scheibel-amberAmber Schiebel was named the Emergency Department Director, and began in her role on September 25. She comes to Cameron from Dupont Hospital where she served as the Emergency Department Team Manager. Before her time with Dupont Hospital, Schiebel served as the Quality Accreditation Specialist and as an Emergency Department nurse with Parkview Regional Medical Center. She also served as a Nursing Department Teaching Assistant at Indiana University-Purdue University Fort Wayne.
Amber holds Bachelor of Science degrees in both Biology and Nursing from Saint Mary’s College (Notre Dame, IN) and holds a Master’s Degree from Indiana University-Purdue University Fort Wayne. She is a member of Sigma Theta Tau International and has participated as a member of the Indiana Association of Healthcare Quality (InAHQ) and the Northeast Indiana Organization of Nurse Executives (NEIONE).
john-martinsky.jpgJohn Martinsky was appointed as the Laboratory Director. He began in his new role on October 9. John comes to Cameron from Adams Memorial Hospital where he served as the Director of Physician Operations.

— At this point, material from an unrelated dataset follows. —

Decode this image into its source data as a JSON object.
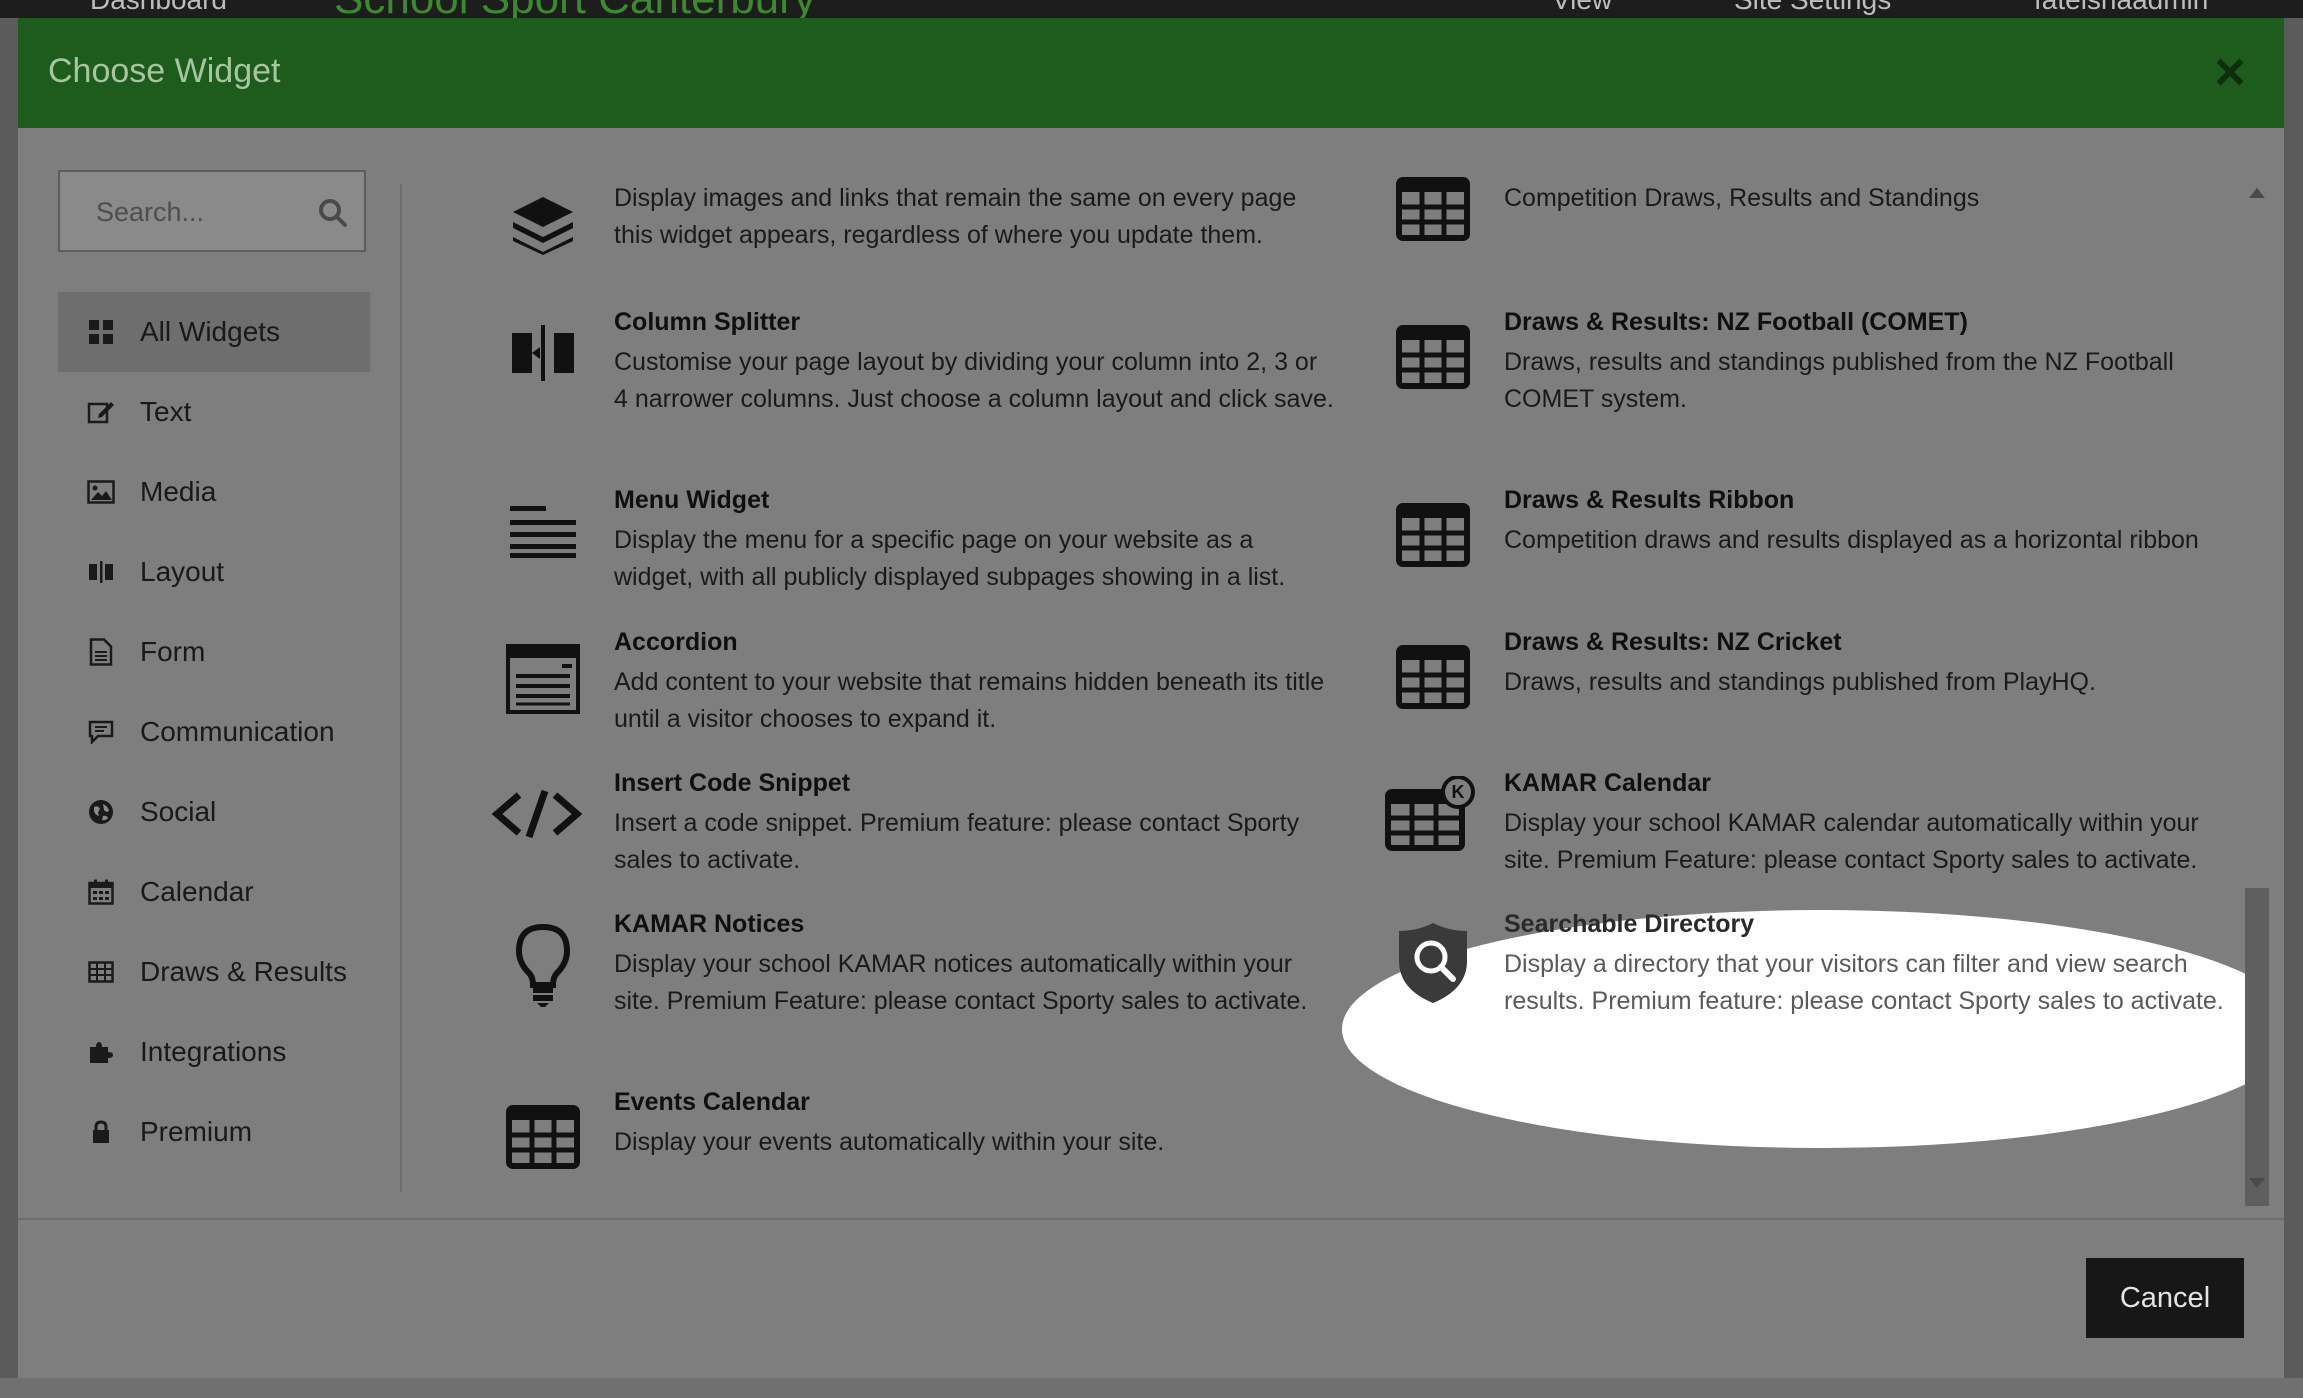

Before his time at Adams Memorial, Martinsky served as the Vice President of Clinical Services at Memorial Hospital of Sweetwater County (WY) and the Chief Quality Officer and Lab Director at Bluffton Regional Medical Center. He has served as an adjunct faculty member at Ivy Tech Community College since 2006.

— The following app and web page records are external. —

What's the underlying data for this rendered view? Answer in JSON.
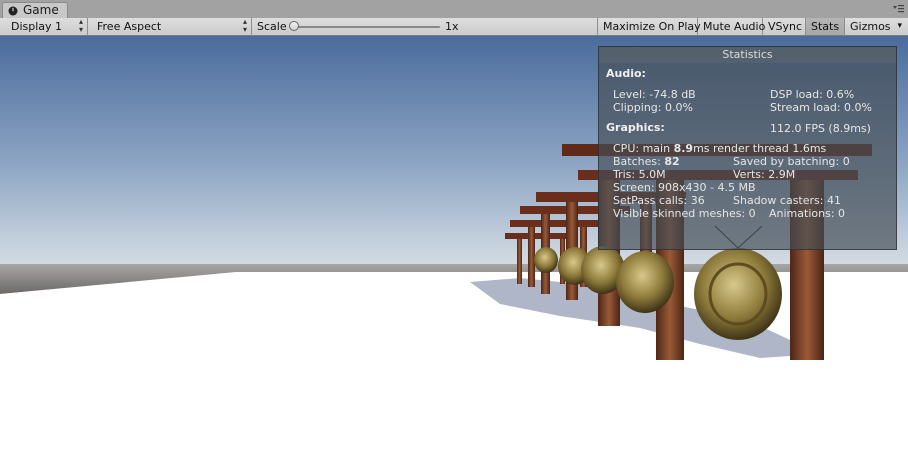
{
  "window": {
    "tab_label": "Game",
    "tab_icon": "game-controller-icon",
    "menu_icon": "panel-menu-icon"
  },
  "toolbar": {
    "display": "Display 1",
    "aspect": "Free Aspect",
    "scale_label": "Scale",
    "scale_value": "1x",
    "maximize": "Maximize On Play",
    "mute": "Mute Audio",
    "vsync": "VSync",
    "stats": "Stats",
    "gizmos": "Gizmos",
    "gizmos_dropdown_icon": "caret-down-icon"
  },
  "stats": {
    "title": "Statistics",
    "audio_heading": "Audio:",
    "level": "Level: -74.8 dB",
    "dsp": "DSP load: 0.6%",
    "clipping": "Clipping: 0.0%",
    "stream": "Stream load: 0.0%",
    "graphics_heading": "Graphics:",
    "fps": "112.0 FPS (8.9ms)",
    "cpu_prefix": "CPU: main ",
    "cpu_main": "8.9",
    "cpu_suffix": "ms  render thread 1.6ms",
    "batches_prefix": "Batches: ",
    "batches_value": "82",
    "saved": "Saved by batching: 0",
    "tris": "Tris: 5.0M",
    "verts": "Verts: 2.9M",
    "screen": "Screen: 908x430 - 4.5 MB",
    "setpass": "SetPass calls: 36",
    "shadow": "Shadow casters: 41",
    "skinned": "Visible skinned meshes: 0",
    "animations": "Animations: 0"
  },
  "colors": {
    "sky_top": "#4d6fa0",
    "sky_horizon": "#c3cfdc",
    "ground": "#ffffff",
    "pillar": "#7a3c26",
    "gong": "#8d7a3a",
    "stats_bg": "#4a525a"
  }
}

John holds Bachelor of Science degree from Southern Illinois University (Carbondale, IL) and holds a Master’s Degree from the University of Central Missouri (Warrensburg, MO). He is a Fellow of the American College of Healthcare Executives (FACHE), a Diplomate in Laboratory Management (ASCP) and holds the Indiana Health Facility Administrator license.

3 tips for preventing back pain while completing Fall chores

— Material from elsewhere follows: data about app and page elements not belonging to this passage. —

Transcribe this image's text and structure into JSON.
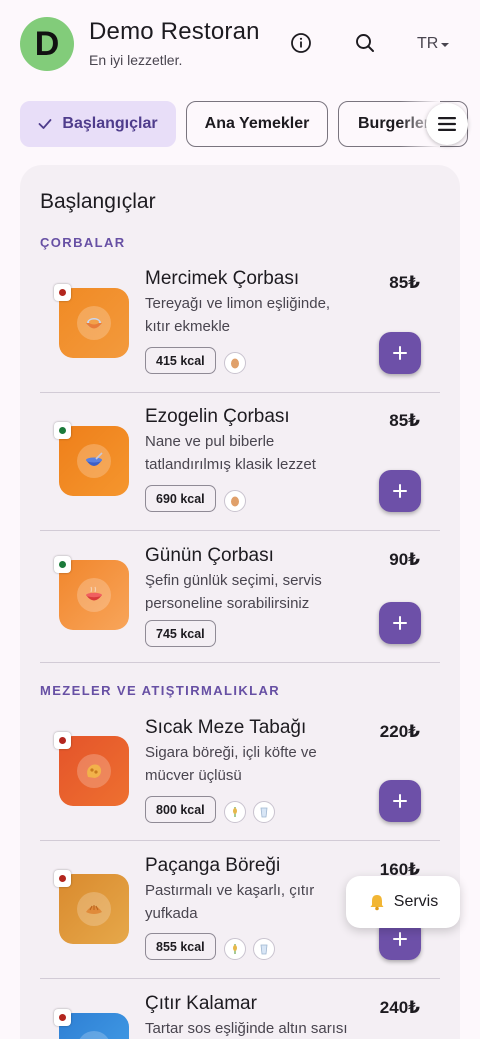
{
  "header": {
    "avatar_letter": "D",
    "restaurant_name": "Demo Restoran",
    "tagline": "En iyi lezzetler.",
    "language": "TR",
    "icons": [
      "info-icon",
      "search-icon",
      "chevron-down-icon"
    ]
  },
  "categories": [
    {
      "label": "Başlangıçlar",
      "active": true
    },
    {
      "label": "Ana Yemekler",
      "active": false
    },
    {
      "label": "Burgerler",
      "active": false
    }
  ],
  "section": {
    "title": "Başlangıçlar",
    "groups": [
      {
        "label": "ÇORBALAR"
      },
      {
        "label": "MEZELER VE ATIŞTIRMALIKLAR"
      }
    ]
  },
  "items": [
    {
      "name": "Mercimek Çorbası",
      "desc": "Tereyağı ve limon eşliğinde, kıtır ekmekle",
      "price": "85₺",
      "kcal": "415 kcal",
      "veg_color": "#b3261e",
      "thumb_colors": [
        "#f08a24",
        "#f39a3d"
      ],
      "allergens": [
        "egg-icon"
      ],
      "icon": "bowl-icon"
    },
    {
      "name": "Ezogelin Çorbası",
      "desc": "Nane ve pul biberle tatlandırılmış klasik lezzet",
      "price": "85₺",
      "kcal": "690 kcal",
      "veg_color": "#1b7a3a",
      "thumb_colors": [
        "#ee7f1a",
        "#f5962e"
      ],
      "allergens": [
        "egg-icon"
      ],
      "icon": "bowl-icon"
    },
    {
      "name": "Günün Çorbası",
      "desc": "Şefin günlük seçimi, servis personeline sorabilirsiniz",
      "price": "90₺",
      "kcal": "745 kcal",
      "veg_color": "#1b7a3a",
      "thumb_colors": [
        "#f1862c",
        "#f8a55a"
      ],
      "allergens": [],
      "icon": "soup-bowl-icon"
    },
    {
      "name": "Sıcak Meze Tabağı",
      "desc": "Sigara böreği, içli köfte ve mücver üçlüsü",
      "price": "220₺",
      "kcal": "800 kcal",
      "veg_color": "#b3261e",
      "thumb_colors": [
        "#e4542a",
        "#ee7030"
      ],
      "allergens": [
        "gluten-icon",
        "milk-icon"
      ],
      "icon": "plate-icon"
    },
    {
      "name": "Paçanga Böreği",
      "desc": "Pastırmalı ve kaşarlı, çıtır yufkada",
      "price": "160₺",
      "kcal": "855 kcal",
      "veg_color": "#b3261e",
      "thumb_colors": [
        "#d98a2e",
        "#e6a84a"
      ],
      "allergens": [
        "gluten-icon",
        "milk-icon"
      ],
      "icon": "pastry-icon"
    },
    {
      "name": "Çıtır Kalamar",
      "desc": "Tartar sos eşliğinde altın sarısı",
      "price": "240₺",
      "kcal": "",
      "veg_color": "#b3261e",
      "thumb_colors": [
        "#2e7fd4",
        "#45a0e8"
      ],
      "allergens": [],
      "icon": "squid-icon"
    }
  ],
  "fab": {
    "label": "Servis",
    "icon": "bell-icon"
  },
  "colors": {
    "primary": "#6d50a8",
    "active_chip": "#e8def8",
    "card_bg": "#f4eff4",
    "avatar": "#82cc7a"
  }
}
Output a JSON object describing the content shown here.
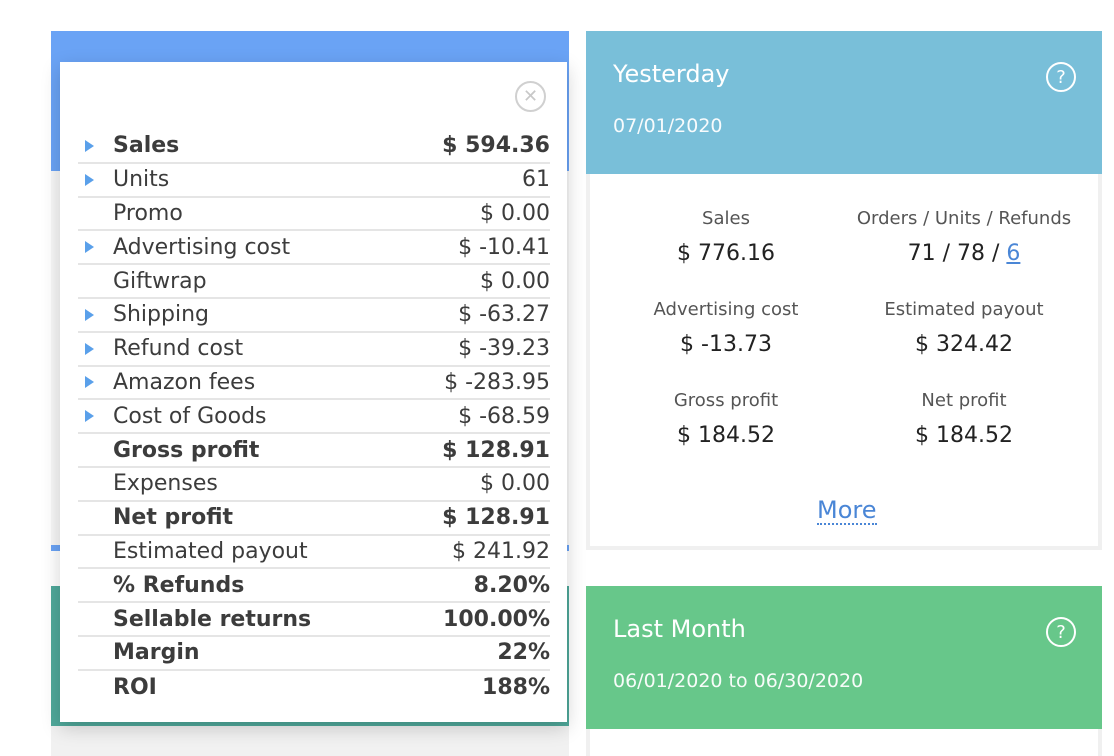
{
  "popup": {
    "close_icon": "close-icon",
    "rows": [
      {
        "label": "Sales",
        "value": "$ 594.36",
        "bold": true,
        "expandable": true
      },
      {
        "label": "Units",
        "value": "61",
        "bold": false,
        "expandable": true
      },
      {
        "label": "Promo",
        "value": "$ 0.00",
        "bold": false,
        "expandable": false
      },
      {
        "label": "Advertising cost",
        "value": "$ -10.41",
        "bold": false,
        "expandable": true
      },
      {
        "label": "Giftwrap",
        "value": "$ 0.00",
        "bold": false,
        "expandable": false
      },
      {
        "label": "Shipping",
        "value": "$ -63.27",
        "bold": false,
        "expandable": true
      },
      {
        "label": "Refund cost",
        "value": "$ -39.23",
        "bold": false,
        "expandable": true
      },
      {
        "label": "Amazon fees",
        "value": "$ -283.95",
        "bold": false,
        "expandable": true
      },
      {
        "label": "Cost of Goods",
        "value": "$ -68.59",
        "bold": false,
        "expandable": true
      },
      {
        "label": "Gross profit",
        "value": "$ 128.91",
        "bold": true,
        "expandable": false
      },
      {
        "label": "Expenses",
        "value": "$ 0.00",
        "bold": false,
        "expandable": false
      },
      {
        "label": "Net profit",
        "value": "$ 128.91",
        "bold": true,
        "expandable": false
      },
      {
        "label": "Estimated payout",
        "value": "$ 241.92",
        "bold": false,
        "expandable": false
      },
      {
        "label": "% Refunds",
        "value": "8.20%",
        "bold": true,
        "expandable": false
      },
      {
        "label": "Sellable returns",
        "value": "100.00%",
        "bold": true,
        "expandable": false
      },
      {
        "label": "Margin",
        "value": "22%",
        "bold": true,
        "expandable": false
      },
      {
        "label": "ROI",
        "value": "188%",
        "bold": true,
        "expandable": false
      }
    ]
  },
  "yesterday": {
    "title": "Yesterday",
    "date": "07/01/2020",
    "help": "?",
    "stats": {
      "sales_label": "Sales",
      "sales_value": "$ 776.16",
      "orders_label": "Orders / Units / Refunds",
      "orders_value_prefix": "71 / 78 / ",
      "refunds_link": "6",
      "ad_label": "Advertising cost",
      "ad_value": "$ -13.73",
      "payout_label": "Estimated payout",
      "payout_value": "$ 324.42",
      "gross_label": "Gross profit",
      "gross_value": "$ 184.52",
      "net_label": "Net profit",
      "net_value": "$ 184.52"
    },
    "more_label": "More"
  },
  "last_month": {
    "title": "Last Month",
    "date_range": "06/01/2020 to 06/30/2020",
    "help": "?"
  },
  "colors": {
    "today_header": "#6aa3f5",
    "yesterday_header": "#79bfd9",
    "last_month_header": "#67c78a",
    "left_green_header": "#4fa89a",
    "link": "#4a86d6",
    "expand_arrow": "#5aa0ea"
  }
}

Winter is coming, but before we get to enjoy the wonders of the holiday season we have to get through the Autumn preparations. This typically means a lot of yard work and household chores that need to be done before snow falls. Cleaning out the garage, trimming bushes, cleaning the gutters, and of course dealing with all the leaves are some of the most popular Fall chores. These tasks are a figurative pain in the neck and back, but can very easily become a literal pain. Back pain is one of the most common injuries seen in our society. An estimated 80% of the population will, at some point, struggle with lower back pain. One of the leading causes of back injuries is the result of improper lifting. To help you avoid meeting with your local physical therapist, below are three 3 tips to avoid injury while completing your Fall chores.

  1. Maintain proper posture during all activities or chores. The easiest way to monitor your posture is to pay attention to where your head is in comparison to the rest of your body. If your head is in front of your whole body then you are increasing the pressure being placed throughout your spine.Spinal pressure
  2. Keep your work close to your body. You will place less stress on your muscles and ultimately your back the closer you keep items to you. This tip can be utilized to when racking, lifting, and of course cleaning the gutters. It’s safer to reset your ladder instead of reaching an extra 6 inches.
  3. Keep items close to your body and lift with your legs. I am sure everyone has heard the phrase “don’t lift with your back.” This tip combines the above two and adds a third step; which is lifting with your legs. When lifting an object you should maintain your good posture, keep the items close to your body and bend the legs to get down to the objects. If done correctly when you return the standing position you will use your legs and not your back. Below are a couple of techniques you can try.

squat lifting.jpghalf-kneeling lifting.jpg